In contrast, object-capability systems don't rely upon an expert and well-informed system administrator to set the policy for everyone. Instead, each application is empowered to enforce its own access policy, based upon the needs of that application. Thus, access control is not specified in advance by a single central party; instead, it is determined, on the fly, by the combined actions of application developers and users.
Least privilege? One of the benefits of object-capability systems is that they tend to guide application developers towards designs that respect the principle of least privilege. Because the default is that each application receives no access, except for whatever it capabilities it is able to acquire from other sources, this tends to lead towards designs where each application receives no more privilege than they need, and where the same is recursively true of components and subcomponents of the application.
Some mandatory access control systems also try to enforce the principle of least privilege. For instance, in SELinux's targeted mode, SELinux experts analyze each covered application to determine what actions it might legitimately perform and what security privileges it needs to be granted to perform those actions. Then, these experts write a system security policy which specifies, e.g., the list of files and network sockets and other resources that, e.g.,
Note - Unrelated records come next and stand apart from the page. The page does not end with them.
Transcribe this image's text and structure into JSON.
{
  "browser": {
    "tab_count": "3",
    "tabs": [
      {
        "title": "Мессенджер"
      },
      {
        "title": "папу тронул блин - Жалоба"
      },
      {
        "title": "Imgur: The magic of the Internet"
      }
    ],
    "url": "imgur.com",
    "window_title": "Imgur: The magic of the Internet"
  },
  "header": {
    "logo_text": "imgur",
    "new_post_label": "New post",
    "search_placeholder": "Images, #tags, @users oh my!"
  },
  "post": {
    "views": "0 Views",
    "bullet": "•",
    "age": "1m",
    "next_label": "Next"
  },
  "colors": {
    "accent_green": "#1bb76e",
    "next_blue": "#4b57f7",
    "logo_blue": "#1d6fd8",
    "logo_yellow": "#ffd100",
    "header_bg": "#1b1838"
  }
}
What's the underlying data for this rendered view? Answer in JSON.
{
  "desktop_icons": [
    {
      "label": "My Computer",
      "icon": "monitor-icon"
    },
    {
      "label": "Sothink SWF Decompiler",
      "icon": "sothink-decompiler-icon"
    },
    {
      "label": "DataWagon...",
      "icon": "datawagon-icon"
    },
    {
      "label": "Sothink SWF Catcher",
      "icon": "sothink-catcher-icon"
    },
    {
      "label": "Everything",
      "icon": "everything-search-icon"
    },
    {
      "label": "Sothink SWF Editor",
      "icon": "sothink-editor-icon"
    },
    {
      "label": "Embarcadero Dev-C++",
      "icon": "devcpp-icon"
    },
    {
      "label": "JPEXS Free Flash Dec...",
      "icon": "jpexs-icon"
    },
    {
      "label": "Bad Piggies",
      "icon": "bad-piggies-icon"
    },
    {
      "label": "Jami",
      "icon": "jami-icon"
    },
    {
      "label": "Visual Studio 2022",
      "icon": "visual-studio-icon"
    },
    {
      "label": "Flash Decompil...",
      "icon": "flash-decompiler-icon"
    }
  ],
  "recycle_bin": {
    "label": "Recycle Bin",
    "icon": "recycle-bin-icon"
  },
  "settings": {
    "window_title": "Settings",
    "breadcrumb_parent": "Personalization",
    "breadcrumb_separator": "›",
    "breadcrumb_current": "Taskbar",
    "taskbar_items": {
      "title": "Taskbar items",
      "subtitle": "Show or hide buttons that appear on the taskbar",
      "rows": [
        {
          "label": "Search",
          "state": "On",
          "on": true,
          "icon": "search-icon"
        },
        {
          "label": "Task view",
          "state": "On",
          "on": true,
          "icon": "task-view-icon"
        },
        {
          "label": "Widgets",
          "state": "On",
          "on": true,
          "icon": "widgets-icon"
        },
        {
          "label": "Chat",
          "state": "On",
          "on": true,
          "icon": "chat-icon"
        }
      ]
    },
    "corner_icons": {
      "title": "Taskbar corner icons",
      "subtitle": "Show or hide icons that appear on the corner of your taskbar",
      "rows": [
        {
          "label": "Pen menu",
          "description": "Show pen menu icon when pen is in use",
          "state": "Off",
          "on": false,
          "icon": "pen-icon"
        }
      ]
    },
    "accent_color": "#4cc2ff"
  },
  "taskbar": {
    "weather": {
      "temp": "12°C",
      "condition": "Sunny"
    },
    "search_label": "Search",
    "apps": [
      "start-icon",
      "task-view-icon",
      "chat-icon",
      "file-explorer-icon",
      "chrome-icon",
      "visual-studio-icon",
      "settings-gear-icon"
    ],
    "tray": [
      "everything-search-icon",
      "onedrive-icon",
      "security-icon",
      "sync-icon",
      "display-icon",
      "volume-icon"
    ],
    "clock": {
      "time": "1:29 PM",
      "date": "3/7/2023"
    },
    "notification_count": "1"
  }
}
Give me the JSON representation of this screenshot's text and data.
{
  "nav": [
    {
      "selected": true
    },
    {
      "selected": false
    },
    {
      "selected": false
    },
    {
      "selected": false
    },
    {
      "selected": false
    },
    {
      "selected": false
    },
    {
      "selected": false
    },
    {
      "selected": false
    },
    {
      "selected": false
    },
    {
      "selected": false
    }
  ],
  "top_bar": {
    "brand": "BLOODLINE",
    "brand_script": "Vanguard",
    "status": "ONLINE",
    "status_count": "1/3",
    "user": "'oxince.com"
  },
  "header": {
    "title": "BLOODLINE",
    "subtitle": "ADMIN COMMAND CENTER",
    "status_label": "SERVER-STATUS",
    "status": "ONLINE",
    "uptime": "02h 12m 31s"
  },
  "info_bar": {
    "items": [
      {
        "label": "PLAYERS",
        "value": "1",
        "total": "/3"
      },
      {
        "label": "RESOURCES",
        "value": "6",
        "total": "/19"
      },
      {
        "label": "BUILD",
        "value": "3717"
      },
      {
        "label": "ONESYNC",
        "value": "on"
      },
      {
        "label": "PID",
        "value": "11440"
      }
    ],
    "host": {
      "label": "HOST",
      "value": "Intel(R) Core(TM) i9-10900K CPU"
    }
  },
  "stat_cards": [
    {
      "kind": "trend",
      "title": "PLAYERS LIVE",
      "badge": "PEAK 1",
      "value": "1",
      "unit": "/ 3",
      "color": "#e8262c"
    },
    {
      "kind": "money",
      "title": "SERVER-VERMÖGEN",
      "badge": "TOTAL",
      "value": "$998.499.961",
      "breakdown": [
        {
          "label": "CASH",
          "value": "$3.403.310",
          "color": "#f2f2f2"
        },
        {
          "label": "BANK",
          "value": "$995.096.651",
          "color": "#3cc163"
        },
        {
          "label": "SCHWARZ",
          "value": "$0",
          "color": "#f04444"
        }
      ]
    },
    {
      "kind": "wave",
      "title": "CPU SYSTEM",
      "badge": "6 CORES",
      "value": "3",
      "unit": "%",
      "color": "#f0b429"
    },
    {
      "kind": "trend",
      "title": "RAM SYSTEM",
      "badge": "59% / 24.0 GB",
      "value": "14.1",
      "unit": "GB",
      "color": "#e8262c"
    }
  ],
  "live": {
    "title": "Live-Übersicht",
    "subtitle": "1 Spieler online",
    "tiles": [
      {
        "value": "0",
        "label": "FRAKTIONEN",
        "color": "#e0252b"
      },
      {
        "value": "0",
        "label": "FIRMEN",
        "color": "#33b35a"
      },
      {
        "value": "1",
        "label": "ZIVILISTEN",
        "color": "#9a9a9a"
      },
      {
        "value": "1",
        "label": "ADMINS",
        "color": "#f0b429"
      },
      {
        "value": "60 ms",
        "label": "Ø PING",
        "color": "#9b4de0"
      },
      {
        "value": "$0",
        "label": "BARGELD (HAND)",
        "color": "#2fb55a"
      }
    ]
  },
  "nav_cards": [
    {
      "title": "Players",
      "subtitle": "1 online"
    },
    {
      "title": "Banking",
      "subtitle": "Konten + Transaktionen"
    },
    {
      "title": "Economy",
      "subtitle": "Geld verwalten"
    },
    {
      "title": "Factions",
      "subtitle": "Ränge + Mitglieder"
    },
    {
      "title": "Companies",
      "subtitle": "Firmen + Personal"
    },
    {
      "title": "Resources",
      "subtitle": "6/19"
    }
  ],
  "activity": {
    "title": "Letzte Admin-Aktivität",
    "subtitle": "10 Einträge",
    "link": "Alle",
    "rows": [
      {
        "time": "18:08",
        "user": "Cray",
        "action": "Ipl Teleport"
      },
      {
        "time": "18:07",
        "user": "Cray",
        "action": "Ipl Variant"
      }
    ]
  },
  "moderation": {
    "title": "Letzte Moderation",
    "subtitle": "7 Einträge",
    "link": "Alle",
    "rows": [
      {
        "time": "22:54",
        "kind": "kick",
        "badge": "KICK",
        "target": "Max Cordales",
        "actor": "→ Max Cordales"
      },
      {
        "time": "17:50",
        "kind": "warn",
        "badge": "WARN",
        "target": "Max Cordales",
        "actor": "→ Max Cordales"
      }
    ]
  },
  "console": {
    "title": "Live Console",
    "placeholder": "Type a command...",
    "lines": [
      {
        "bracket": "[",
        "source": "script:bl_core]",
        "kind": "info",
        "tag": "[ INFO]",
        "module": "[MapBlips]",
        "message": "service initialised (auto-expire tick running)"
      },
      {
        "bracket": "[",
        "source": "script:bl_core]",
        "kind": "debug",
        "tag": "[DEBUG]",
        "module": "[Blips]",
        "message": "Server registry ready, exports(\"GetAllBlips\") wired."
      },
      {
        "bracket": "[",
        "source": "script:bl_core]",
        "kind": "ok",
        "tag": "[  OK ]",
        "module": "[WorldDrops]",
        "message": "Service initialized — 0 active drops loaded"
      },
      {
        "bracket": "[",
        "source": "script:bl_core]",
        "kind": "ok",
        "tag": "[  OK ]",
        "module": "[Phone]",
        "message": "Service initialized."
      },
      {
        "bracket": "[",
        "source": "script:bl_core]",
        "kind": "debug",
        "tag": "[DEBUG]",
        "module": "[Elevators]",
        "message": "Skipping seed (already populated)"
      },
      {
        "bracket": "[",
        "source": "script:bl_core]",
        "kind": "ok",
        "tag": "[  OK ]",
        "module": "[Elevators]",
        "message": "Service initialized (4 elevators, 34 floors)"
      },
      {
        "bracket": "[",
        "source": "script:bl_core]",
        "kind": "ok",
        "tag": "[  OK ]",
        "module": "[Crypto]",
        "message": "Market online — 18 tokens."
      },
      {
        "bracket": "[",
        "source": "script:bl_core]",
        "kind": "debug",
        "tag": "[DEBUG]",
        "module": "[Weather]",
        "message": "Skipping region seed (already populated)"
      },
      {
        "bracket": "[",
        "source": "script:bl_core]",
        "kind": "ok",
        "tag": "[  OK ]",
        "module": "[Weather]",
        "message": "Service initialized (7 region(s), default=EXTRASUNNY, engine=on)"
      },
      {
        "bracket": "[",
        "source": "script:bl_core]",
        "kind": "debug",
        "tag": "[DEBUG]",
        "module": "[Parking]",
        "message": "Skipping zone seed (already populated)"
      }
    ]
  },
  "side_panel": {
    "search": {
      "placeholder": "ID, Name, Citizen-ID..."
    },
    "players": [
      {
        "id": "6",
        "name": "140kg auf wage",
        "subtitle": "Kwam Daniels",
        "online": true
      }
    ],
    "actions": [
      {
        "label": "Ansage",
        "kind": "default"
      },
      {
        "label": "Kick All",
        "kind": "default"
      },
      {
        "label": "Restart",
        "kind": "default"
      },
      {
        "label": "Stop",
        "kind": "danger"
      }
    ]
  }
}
sendmail is permitted to access. That policy is distributed with your Linux distribution and is the same for everyone. In principle, this can also move us closer to the principle of least privilege, but it scales poorly: it requires a handful of experts to write rules for every application covered, so they can cover only a subset of applications (hence the "targeted" mode); it is trying to restrict legacy applications, in whatever form they come, which often means that no useful restrictions can be applied (try thinking about how to write a set of SELinux rules to limit
emacs; what set of files are you gonna allow it to access? the only sensible answer is "everything", which defeats the principle of least privilege), whereas object-capability systems can do better by guiding application developers to write their applications in different ways.
Deployment experience? We have more experience with deploying mandatory access control systems than with object-capability systems. The conventional wisdom says that traditional mandatory access control systems are usually too restrictive and often prevent people from achieving legitimate tasks, though this doesn't apply to SELinux's targeted mode. The conventional wisdom says that object-capability systems cannot support legacy code well and require us to start over from scratch and re-design and re-implement our entire system and all applications running on it; this is probably the biggest shortcoming of object-capability systems.
There is a lot more to be said, and there is a lot written on capability-based security, object-capability systems, and mandatory access control. This answer only scratches the surface. I suggest you do some background reading. Then, if there is any aspect you'd like to learn more about, try asking a more focused question. Tell us a little bit about your particular application domain, about your requirements/goals/concerns, and what you've read so far, and then we can give you some more detailed advice. Or, tell us more about what specifically you'd like to know, and we can give you some reading recommendations.